Dylan Carmody, 11, of Derby, VT, points out the queen bee, marked with a non-toxic red paint, in a display hive at Warm Colors Apiary's Honey Festival held in South Deerfield on Saturday. Dylan and his brother, Nolan, 10, came to the festival with their grandparents Tim and Susan LaFord of Bernardston. Recorder/Trish Crapo
Honey varies in color and density depending upon the flowers and herbs that are ripening when the bees are foraging. Here, honey bears hold samples of six varieties of honey, from dark to light, for visitors to taste at Saturday's Warm Colors Apiary's Honey Festival in South Deerfield. Recorder/Trish Crapo
A customer gets a sample of Raspberry Blossom Honey from local beekeeper Chris Wayne at Warm Colors Apiary's Honey Festival held on Saturday in South Deerfield. Festival-goers agreed that the flavors of the various herbs or flowers carried through the honey samples, making each one unique. Recorder/Trish Crapo
DEERFIELD — Honey, not surprisingly, drew a crowd Saturday for Bonita and Dan Conlon’s annual celebration of bees, beekeeping and bee products.
The couple own and operate Warm Colors Apiary on South Mill River Road in South Deerfield, where Saturday they hosted the free event with lectures, a cooking demonstration, mead contest and honey and mead samplings.
“We do it to celebrate the honeybee. The honeybee is the only insect we get food from,” Bonita Conlon said. Beeswax also has a variety of uses, she said, including the candles the apiary sells, alongside honey, bee hives and queen bees.
“They’re like the Swiss army knives of the insect world,” Conlon said.
An Ohio native himself, Dan Conlon says Massachusetts and the area have strong beekeeping roots. The Rev. Lorenzo Langstroth, one-time minister of the Second Congregational Church in Greenfield, in the 1800s, invented what is now the world-standard artificial beehive.
Saturday afternoon, Hugh L’Etoile, 3, applied himself seriously to the comparative honey sampling. His sister Edith, 11∕2 months old, slept.
Their mother, Robin L’Etoile, said the family had just come to check it out. The L’Etoiles are farmers themselves in Northfield and while they do not raise bees they do grow buckwheat, among the favored honeybee food sources.
The bees forbore from demonstrating their other knife-like property, keeping mostly to themselves and to the sticky necks of honey bottles.
“I can’t think of anything better to do on a fall afternoon,” said Scott Franklin of Connecticut.
Franklin and Jill Morawski, also of Connecticut, attended the festival by chance, stopping off during a bicycle ride from Northampton on one of the several routes of the Northampton Cycling Club’s BikeFest. The two said they stopped taking the ride too seriously after repeated issues with flat tires delayed their start.

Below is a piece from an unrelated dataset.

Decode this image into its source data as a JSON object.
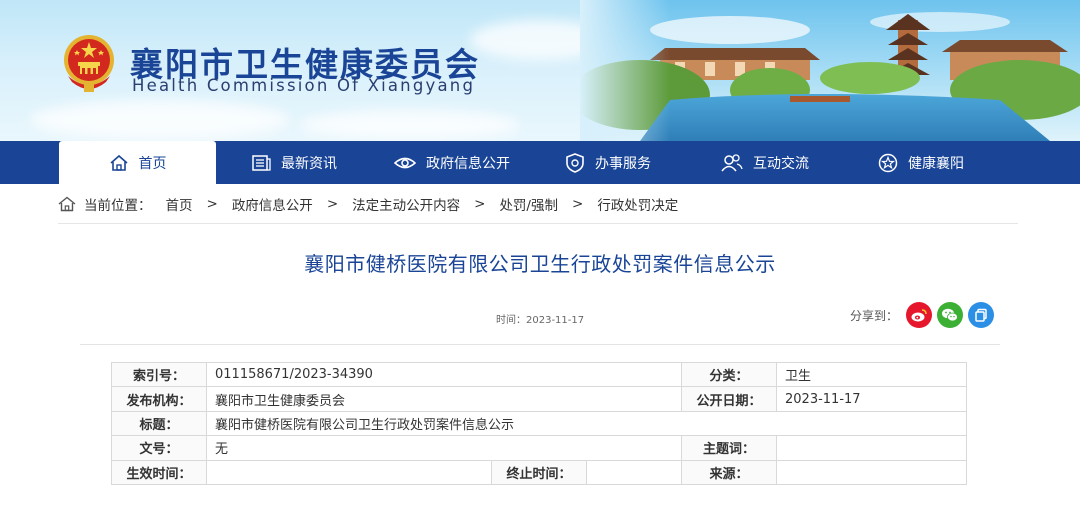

Others were there with a purpose. Will Savitri, a co-owner of Green River Ambrosia, delivered a lecture on the art of mead-making to more than a dozen listeners and quite a few in attendance were aspiring beekeepers, several having learned from Dan Conlon.
In addition to selling honey, Conlon breeds bees, teaches beekeeping and sells frame hives and bees.
Student Nick Moscaritolo of Greenfield said he recently took a course in beekeeping offered by Clifford Hatch of Upinngil Farm because it showed up in the Greenfield Community College course offerings, and has since begun to work part time for Dan Conlon and expects to sell his first batch of honey by the beginning of April.
“I love the outdoors. I like working with bees and having two thousand friends that buzz around,” he said.
You can reach Chris Curtis at:
or 413-772-0261, ext. 257